Dataset rows describing interfaces:

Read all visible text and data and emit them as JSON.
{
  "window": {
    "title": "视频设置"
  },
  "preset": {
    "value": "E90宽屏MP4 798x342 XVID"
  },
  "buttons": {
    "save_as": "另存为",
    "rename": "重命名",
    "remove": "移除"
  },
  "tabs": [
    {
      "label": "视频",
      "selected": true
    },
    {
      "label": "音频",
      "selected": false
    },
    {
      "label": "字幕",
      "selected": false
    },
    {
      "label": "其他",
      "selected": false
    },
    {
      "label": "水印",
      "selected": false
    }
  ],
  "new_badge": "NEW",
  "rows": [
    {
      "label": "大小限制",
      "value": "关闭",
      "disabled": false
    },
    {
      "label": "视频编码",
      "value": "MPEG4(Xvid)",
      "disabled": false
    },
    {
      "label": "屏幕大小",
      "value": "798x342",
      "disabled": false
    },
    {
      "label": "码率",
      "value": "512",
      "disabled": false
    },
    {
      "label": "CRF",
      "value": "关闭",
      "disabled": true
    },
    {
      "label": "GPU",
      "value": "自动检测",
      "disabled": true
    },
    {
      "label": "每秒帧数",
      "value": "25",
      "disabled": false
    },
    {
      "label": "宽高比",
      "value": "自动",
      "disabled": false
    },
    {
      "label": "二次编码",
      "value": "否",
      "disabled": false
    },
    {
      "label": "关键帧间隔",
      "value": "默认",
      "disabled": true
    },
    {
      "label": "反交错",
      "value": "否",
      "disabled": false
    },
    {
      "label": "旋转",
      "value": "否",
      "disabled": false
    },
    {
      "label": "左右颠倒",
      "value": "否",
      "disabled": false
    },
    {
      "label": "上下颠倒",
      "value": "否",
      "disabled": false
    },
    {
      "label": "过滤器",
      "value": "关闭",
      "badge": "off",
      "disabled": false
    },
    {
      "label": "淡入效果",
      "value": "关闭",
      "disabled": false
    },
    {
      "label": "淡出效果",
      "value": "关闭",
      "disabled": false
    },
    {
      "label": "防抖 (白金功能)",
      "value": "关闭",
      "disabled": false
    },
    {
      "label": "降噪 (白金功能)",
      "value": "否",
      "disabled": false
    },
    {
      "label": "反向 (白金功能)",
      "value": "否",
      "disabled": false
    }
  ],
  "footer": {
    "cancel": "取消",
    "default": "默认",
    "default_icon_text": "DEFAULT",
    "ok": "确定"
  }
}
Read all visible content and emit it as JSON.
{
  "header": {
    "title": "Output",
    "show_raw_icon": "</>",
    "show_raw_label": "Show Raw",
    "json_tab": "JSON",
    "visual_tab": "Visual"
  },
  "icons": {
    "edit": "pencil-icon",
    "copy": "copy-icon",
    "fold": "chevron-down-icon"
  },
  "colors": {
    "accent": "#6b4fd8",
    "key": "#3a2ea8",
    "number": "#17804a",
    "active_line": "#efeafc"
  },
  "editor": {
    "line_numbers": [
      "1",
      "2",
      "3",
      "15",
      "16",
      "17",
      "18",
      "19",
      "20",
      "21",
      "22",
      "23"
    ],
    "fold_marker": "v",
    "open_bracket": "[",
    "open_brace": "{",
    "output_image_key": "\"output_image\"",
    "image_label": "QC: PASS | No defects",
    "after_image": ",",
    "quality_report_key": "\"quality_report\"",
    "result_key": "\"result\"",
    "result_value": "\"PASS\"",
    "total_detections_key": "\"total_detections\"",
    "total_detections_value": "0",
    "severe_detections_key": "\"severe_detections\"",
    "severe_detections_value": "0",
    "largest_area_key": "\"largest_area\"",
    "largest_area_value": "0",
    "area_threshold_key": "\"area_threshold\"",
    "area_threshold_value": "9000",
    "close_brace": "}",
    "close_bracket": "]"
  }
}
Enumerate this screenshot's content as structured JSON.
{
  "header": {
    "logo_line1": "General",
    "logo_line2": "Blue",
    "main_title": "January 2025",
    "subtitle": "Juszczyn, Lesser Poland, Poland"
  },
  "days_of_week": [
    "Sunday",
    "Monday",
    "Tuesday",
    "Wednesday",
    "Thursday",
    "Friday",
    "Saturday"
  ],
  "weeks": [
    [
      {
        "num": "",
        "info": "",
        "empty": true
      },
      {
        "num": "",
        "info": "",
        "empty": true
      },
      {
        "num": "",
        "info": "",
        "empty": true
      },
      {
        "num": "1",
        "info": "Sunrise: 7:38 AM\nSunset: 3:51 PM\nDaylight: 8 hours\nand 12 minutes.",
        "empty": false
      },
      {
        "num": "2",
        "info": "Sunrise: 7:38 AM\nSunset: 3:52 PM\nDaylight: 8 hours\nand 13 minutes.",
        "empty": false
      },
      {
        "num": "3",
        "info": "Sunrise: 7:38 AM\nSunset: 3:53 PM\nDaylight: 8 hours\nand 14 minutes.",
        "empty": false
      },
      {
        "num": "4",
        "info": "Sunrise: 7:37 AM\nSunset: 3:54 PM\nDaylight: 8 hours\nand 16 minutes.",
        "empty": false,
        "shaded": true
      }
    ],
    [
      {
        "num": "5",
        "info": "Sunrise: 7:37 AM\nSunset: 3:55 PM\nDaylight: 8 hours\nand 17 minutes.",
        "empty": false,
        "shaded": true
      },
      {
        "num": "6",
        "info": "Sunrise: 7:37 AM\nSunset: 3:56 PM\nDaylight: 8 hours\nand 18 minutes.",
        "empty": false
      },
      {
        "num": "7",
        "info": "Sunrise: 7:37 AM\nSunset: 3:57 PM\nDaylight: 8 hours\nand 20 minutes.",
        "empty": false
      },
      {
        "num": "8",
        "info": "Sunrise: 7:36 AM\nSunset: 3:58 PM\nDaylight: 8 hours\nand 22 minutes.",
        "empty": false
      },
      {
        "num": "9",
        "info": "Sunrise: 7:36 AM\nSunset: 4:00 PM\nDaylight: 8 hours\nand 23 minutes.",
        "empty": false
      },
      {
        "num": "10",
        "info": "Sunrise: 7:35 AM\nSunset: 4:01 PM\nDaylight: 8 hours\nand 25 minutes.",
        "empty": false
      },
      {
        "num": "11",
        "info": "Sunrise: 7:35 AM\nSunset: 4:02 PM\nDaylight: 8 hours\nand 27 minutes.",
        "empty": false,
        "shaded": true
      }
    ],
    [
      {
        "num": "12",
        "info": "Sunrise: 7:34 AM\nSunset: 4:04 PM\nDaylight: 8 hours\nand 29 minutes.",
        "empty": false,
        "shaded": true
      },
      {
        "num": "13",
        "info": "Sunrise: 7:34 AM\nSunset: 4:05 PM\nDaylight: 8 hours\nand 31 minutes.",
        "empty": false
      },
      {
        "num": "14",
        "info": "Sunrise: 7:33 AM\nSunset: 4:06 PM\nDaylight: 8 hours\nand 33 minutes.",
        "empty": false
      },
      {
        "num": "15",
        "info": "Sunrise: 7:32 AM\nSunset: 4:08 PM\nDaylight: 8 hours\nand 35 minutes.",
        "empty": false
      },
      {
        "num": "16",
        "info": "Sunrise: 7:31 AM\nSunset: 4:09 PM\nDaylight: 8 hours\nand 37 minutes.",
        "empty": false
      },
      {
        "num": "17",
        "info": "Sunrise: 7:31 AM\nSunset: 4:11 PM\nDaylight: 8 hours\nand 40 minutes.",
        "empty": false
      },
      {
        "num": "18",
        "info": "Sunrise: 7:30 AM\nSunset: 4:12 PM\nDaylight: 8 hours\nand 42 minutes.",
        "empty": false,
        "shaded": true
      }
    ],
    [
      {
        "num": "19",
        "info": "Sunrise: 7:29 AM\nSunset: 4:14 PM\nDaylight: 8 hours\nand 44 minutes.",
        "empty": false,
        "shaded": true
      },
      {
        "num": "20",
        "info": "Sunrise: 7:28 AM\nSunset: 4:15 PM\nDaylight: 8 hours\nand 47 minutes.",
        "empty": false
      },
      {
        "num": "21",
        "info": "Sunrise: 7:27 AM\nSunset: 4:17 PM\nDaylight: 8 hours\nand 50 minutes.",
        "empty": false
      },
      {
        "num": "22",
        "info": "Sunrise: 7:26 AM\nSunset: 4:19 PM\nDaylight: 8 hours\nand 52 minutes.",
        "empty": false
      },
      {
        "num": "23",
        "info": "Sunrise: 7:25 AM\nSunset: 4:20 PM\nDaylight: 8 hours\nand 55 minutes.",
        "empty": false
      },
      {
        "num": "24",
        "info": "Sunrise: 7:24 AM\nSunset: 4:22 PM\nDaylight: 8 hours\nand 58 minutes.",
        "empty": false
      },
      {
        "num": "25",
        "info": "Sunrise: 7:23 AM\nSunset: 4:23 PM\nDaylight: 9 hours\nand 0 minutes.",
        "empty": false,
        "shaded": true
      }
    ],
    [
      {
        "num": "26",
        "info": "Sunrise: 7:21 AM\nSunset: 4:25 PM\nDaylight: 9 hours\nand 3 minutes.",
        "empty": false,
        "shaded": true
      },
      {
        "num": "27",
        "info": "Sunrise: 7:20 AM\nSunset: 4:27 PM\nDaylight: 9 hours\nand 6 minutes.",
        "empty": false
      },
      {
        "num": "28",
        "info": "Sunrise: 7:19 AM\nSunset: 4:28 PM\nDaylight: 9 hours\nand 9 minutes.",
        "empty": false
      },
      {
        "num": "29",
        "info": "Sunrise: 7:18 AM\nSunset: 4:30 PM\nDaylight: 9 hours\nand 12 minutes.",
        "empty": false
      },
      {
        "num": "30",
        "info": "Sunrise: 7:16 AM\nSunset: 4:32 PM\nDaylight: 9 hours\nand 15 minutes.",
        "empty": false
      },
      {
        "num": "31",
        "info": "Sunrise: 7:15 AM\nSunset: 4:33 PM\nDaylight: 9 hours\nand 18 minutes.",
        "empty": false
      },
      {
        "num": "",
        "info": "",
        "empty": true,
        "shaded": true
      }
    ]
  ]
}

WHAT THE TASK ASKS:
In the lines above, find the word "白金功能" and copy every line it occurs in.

ANSWER AREA:
      "label": "防抖 (白金功能)",
      "label": "降噪 (白金功能)",
      "label": "反向 (白金功能)",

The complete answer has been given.